The temples of Angkor, built from the 9th to the 13th centuries by the great Khmer Empire, covers an area the size of Manhattan Island and represents one of mankind’s greatest achievements. The grandeur of scale and the perfection of detail is really quite extraordinary. Visiting Angkor was truly an experience of a lifetime. The 100 or so temples constitute the sacred skeleton of a much larger and spectacular administrative and religious center whose houses, public buildings and palaces were constructed out of wood – now long decayed – because the right to dwell in structures of brick or stone was reserved for the gods. Restoration of the temples began early this century under the French and continues today under the auspices of the UN.
Our first visit was to Angkor Thom, the fortified city approximately 10 square km in extent. It was built by Angkor’s greatest builder, Jayavarman VII (J7), who came to power in the 12th century just after the disastrous sacking of the previous Khmer capital, centered on the Baphuon, by the Chams (people who settled in Vietnam). The city has five monumental gates, one each in the north, west and south walls (the entrance we came through) and two in the east wall. Below is the South Entrance to Angkor Thom which is lined with 54 statues of Gods and Demons.
The most outstanding feature of the Bayon, which was built by J7 in the exact center of the city of Angkor Thom, is the eerie and unsettling third level, with its icily smiling, gargantuan faces of Avalokitesvara (reputed to be based on J7). Almost as extraordinary are the Bayon’s 1,200m of bas-reliefs, incorporating over 11,000 figures. The famous carvings on the outer wall of the first level depict vivid scenes of life in the 12th century Cambodia.
Terrace of Elephants
The 350 meter long Terrace of Elephants was used as a giant reviewing stand for public ceremonies and served as a base for the king’s grand audience hall. The middle section of the retaining wall is decorated with human-sized garudas (mythical human birds) and lions. Towards either end as the two parts of the famous Parade of Elephants.
Terrace of the Leper King
The Terrace of the Leper King, just north of the Terrace of Elephants, is a platform seven meters in height on top of which stands a nude (though sexless) statue (actually a copy). The figure, possibly of Shiva, is believed by locals to be of Yasovarman, a Khmer ruler whom legend says died of leprosy.
The Baphuon, a pyramidal representation of Mount Meru, is 200 meters north west of the Bayon. It was constructed by Udayadityavarman II (reigned 1050-66) at the center of the his city, the third built at Angkor. The decor of the Baphuon, including the door frames, lintels and octagonal columns, is particularly fine.
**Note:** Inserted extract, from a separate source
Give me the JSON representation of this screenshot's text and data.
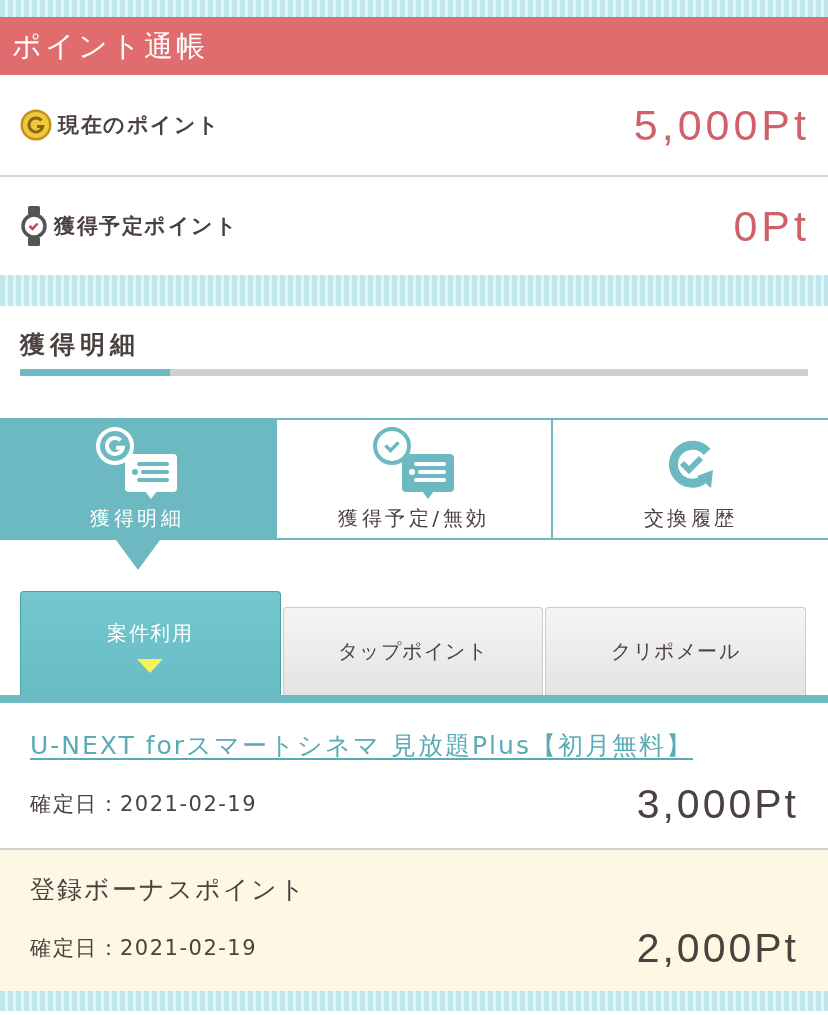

On the western side of the temple, the retaining wall of the second level was fashioned – apparently in the 15th century – into a reclining Buddha 40m in length.
Angkor Wat, with its soaring towers and extraordinary bas-reliefs, is considered by many to be one of the most inspired and spectacular monuments ever conceived by the human mind. It was built by Suryavarman II (1112-52) to honor Vishnu(with whom he, as a god-king, was identified) and for use as his funerary temple. The central temple complex consists of three storeys, each of which encloses a square surrounded by intricately interlinked galleries. Rising 31m above the third level and 55m above the ground is the central tower, which gives the whole ensemble its sublime unity. Stretching around the outside of the central temple complex is an 800m long series of extraordinary bas-reliefs. Also located outside the temple is a Bodhi tree which is a symbol of the Tree of Enlightenment.
The most famous scene, the Churning of the Ocean of Milk, is along the southern section of the east gallery. This carving depicts 88 asuras (devils) on the left and 92 devas (gods) with crested helmets on the right, churning up the sea in order to extract the elixir of immortality, which both groups covet. I have a picture of it below along with other bas-reliefs of Apsaras and other interesting carvings.
In the morning we drove through the lush countryside to Banteay Srei, or the Citadel of the Women, which is a small architectural gem with unusually deep stone relief. Its located some 25km northeast of the main cluster of temples but takes over an hour to get to because the roads are so poorly made. The construction of this temple spanned two kingships – Rajendravarman II and Jayavarman V. The temple was built out of hard pink sandstone. The five structures at the center of the complex are amazing and the carvings are exquisite. The library to the south presents scenes of Ravana shaking Mount Kailusa.
The 17th century Buddhist temple of Ta Prohm is one of the largest Khmer
edifices of the Angkorian period and looks like something straight out of Indiana Jones. It has been left just as it looked when the first French explorers set eyes on its over a century ago. Whereas the other major monuments of Angkor have been preserved and made suitable for scholarly research by a massive program to clear away the jungle, this Buddhist temple has been left to the jungle. There is also a 500 years old acorn (last picture in the series below). Don’t miss this one!!